• [Records shown]
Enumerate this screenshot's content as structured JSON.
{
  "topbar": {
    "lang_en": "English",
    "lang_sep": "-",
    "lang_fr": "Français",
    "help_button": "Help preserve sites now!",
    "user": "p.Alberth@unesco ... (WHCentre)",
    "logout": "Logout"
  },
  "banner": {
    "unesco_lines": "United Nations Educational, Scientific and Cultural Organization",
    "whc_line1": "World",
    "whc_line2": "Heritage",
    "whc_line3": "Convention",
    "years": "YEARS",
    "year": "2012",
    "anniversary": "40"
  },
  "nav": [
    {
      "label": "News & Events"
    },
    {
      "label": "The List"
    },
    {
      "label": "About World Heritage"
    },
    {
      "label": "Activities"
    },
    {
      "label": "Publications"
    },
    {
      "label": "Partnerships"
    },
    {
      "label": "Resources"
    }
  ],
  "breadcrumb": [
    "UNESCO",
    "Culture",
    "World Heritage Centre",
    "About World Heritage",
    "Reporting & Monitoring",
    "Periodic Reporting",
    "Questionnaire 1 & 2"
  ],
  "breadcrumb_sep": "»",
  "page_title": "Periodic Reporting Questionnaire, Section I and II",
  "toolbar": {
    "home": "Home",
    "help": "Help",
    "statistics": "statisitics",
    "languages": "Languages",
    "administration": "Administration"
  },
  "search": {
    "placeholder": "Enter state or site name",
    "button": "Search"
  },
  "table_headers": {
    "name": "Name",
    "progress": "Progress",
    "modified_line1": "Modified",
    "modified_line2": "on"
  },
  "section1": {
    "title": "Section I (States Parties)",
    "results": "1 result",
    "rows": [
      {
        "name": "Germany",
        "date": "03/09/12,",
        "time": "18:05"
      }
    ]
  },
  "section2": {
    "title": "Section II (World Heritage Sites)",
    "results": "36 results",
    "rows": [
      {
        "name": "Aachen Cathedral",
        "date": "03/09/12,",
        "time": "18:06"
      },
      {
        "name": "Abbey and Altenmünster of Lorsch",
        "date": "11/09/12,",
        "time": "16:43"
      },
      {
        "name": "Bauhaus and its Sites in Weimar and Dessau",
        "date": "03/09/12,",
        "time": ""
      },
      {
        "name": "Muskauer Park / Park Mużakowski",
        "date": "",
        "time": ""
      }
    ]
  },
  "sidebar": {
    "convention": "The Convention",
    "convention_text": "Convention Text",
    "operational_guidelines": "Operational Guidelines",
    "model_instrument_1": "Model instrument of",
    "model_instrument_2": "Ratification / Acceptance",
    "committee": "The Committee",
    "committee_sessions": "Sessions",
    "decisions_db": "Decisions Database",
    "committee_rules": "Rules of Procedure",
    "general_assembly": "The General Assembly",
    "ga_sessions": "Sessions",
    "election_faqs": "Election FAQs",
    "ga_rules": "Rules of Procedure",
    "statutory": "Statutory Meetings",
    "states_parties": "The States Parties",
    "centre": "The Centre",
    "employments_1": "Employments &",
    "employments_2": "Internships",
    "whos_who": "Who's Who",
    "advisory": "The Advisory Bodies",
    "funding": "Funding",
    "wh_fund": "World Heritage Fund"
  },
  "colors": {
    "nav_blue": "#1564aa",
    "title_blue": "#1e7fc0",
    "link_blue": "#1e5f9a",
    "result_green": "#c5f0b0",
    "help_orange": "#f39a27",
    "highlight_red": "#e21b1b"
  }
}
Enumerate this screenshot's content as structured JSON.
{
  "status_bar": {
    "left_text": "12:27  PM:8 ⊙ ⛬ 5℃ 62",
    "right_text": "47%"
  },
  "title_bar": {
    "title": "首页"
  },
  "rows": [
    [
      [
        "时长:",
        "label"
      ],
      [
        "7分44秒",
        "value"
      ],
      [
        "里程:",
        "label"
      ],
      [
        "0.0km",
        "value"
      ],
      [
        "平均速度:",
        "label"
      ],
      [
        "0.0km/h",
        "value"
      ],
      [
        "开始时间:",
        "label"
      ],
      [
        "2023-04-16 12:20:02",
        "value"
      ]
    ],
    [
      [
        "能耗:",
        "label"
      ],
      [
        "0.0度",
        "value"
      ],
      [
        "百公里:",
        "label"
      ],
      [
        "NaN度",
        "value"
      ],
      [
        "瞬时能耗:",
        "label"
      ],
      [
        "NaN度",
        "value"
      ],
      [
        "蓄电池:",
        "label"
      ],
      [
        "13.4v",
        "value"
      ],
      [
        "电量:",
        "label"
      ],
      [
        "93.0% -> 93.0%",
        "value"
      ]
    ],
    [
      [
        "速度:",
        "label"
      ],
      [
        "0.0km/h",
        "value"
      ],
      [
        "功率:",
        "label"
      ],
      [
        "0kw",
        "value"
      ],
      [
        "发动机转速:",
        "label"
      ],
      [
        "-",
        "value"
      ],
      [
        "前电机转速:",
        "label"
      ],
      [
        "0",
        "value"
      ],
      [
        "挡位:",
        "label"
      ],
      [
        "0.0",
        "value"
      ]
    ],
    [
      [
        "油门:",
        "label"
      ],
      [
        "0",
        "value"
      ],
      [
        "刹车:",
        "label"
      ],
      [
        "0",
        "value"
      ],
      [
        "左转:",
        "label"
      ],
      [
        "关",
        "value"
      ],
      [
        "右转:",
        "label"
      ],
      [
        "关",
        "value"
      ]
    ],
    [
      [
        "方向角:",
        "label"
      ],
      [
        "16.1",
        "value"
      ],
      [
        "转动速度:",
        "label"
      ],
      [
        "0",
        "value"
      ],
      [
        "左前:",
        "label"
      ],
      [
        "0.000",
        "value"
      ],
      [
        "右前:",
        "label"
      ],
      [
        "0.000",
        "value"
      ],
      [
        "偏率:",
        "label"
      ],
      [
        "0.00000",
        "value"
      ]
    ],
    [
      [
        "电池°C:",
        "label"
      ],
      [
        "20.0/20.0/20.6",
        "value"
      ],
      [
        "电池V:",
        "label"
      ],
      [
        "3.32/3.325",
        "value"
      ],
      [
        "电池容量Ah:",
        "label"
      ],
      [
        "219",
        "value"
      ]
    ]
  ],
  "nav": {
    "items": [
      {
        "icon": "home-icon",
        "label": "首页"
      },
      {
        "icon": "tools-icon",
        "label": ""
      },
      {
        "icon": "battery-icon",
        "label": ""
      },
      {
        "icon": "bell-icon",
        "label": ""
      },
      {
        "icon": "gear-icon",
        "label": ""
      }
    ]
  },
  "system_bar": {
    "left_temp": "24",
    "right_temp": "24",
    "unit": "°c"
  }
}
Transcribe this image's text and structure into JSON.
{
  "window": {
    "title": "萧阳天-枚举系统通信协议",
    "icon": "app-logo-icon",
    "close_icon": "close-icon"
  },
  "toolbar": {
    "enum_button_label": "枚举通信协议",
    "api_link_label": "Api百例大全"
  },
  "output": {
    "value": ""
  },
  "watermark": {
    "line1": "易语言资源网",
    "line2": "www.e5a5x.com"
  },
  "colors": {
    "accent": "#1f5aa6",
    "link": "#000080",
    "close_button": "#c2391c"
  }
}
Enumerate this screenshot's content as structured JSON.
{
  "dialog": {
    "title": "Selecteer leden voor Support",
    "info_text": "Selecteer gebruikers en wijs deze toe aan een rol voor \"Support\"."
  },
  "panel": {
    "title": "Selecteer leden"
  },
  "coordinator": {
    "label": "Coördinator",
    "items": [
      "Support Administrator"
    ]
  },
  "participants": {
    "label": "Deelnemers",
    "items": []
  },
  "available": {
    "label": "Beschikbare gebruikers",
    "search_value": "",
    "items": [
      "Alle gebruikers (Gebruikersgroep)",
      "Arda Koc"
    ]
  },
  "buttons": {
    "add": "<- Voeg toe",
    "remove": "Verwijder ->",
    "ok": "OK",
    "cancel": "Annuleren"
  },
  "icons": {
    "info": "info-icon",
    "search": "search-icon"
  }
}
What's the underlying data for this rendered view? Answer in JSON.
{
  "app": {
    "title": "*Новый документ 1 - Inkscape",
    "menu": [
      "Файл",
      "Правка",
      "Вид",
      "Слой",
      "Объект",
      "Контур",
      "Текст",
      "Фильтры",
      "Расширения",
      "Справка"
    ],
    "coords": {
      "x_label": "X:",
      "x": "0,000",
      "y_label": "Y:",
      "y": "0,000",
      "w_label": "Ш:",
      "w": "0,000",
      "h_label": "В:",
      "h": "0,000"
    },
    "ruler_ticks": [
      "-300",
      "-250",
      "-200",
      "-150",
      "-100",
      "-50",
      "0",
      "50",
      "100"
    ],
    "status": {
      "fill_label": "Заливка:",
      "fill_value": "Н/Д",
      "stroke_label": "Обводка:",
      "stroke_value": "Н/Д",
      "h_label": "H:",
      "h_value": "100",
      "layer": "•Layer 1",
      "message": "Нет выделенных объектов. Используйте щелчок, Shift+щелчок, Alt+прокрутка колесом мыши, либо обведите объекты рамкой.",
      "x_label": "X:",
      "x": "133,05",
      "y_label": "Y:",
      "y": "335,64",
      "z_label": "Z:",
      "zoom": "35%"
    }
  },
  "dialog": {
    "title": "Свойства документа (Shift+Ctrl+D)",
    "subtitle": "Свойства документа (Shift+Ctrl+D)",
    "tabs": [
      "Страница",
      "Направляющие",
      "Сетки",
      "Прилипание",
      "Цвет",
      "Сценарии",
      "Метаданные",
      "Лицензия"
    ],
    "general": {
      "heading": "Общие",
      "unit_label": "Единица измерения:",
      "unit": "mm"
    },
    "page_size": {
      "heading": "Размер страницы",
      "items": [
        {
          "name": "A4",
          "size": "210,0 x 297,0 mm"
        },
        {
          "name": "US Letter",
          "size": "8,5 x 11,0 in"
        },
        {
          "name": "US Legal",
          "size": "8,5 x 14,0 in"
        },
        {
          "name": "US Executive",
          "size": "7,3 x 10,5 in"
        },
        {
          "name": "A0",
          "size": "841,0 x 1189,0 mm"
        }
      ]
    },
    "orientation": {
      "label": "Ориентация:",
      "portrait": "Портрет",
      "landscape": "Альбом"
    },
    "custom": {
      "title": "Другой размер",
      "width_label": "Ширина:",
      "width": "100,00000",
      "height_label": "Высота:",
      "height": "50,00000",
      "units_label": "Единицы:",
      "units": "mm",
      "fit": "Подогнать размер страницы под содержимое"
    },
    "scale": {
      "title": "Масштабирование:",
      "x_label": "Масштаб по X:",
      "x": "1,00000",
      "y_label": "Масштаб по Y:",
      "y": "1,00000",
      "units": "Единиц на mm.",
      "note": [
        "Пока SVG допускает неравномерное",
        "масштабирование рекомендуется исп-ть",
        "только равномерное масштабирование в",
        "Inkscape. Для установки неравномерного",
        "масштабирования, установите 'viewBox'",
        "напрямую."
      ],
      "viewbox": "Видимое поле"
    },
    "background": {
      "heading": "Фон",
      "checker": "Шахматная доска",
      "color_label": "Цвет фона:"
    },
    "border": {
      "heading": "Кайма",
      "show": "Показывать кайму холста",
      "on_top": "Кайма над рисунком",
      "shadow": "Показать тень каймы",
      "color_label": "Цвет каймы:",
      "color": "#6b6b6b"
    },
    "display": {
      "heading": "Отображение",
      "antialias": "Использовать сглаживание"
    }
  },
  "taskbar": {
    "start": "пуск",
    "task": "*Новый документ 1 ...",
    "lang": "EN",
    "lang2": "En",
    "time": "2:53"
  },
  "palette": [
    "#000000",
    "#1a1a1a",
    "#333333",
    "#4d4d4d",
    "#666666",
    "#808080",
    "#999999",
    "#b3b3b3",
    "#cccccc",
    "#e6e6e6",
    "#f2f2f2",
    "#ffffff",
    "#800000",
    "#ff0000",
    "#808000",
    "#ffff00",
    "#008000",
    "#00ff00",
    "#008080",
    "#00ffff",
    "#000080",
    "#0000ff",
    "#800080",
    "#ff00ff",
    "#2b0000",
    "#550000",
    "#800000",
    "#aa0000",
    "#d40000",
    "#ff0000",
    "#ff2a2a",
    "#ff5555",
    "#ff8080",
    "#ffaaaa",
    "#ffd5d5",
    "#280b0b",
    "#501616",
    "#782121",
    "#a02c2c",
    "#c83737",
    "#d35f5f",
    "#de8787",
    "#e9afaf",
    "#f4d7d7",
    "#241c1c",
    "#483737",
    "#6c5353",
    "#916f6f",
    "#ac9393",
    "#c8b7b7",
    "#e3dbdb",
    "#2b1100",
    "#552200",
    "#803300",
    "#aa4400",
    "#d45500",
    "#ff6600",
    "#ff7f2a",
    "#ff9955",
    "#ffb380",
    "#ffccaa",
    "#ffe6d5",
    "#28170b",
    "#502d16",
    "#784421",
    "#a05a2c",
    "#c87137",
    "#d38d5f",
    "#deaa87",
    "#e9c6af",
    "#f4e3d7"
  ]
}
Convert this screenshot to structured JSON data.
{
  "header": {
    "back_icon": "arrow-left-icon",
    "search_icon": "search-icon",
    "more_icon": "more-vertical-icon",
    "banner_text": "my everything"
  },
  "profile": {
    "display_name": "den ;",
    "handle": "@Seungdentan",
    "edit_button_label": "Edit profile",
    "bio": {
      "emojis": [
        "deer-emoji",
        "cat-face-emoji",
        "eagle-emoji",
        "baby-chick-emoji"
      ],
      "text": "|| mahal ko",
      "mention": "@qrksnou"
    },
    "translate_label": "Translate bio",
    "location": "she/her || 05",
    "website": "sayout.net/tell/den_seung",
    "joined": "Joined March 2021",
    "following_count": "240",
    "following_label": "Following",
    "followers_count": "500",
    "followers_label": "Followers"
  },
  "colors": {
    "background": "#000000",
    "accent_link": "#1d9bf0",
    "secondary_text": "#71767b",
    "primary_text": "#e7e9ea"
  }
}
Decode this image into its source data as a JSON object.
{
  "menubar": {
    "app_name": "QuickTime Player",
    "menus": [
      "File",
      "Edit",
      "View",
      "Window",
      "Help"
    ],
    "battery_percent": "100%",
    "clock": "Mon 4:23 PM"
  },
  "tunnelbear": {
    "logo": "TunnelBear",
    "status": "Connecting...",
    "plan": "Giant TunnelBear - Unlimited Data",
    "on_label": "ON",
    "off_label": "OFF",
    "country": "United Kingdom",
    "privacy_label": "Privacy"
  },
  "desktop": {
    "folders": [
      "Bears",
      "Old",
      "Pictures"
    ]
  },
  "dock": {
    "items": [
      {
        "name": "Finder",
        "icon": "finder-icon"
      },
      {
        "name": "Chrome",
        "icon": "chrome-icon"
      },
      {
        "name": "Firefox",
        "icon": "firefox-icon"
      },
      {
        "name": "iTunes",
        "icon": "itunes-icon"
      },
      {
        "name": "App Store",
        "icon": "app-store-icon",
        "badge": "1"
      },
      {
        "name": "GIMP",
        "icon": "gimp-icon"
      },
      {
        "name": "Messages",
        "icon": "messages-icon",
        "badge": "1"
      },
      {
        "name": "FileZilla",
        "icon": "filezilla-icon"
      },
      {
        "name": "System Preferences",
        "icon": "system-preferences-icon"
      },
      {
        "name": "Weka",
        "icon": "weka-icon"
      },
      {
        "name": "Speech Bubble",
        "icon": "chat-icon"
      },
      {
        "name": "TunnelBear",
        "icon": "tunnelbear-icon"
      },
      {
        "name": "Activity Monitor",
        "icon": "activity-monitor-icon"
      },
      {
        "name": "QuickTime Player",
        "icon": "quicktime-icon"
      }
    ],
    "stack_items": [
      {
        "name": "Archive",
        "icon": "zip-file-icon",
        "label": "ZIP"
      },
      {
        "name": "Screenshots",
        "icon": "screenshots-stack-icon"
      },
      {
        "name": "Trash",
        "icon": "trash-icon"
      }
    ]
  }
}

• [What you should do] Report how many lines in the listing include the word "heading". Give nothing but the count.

• [Response] 5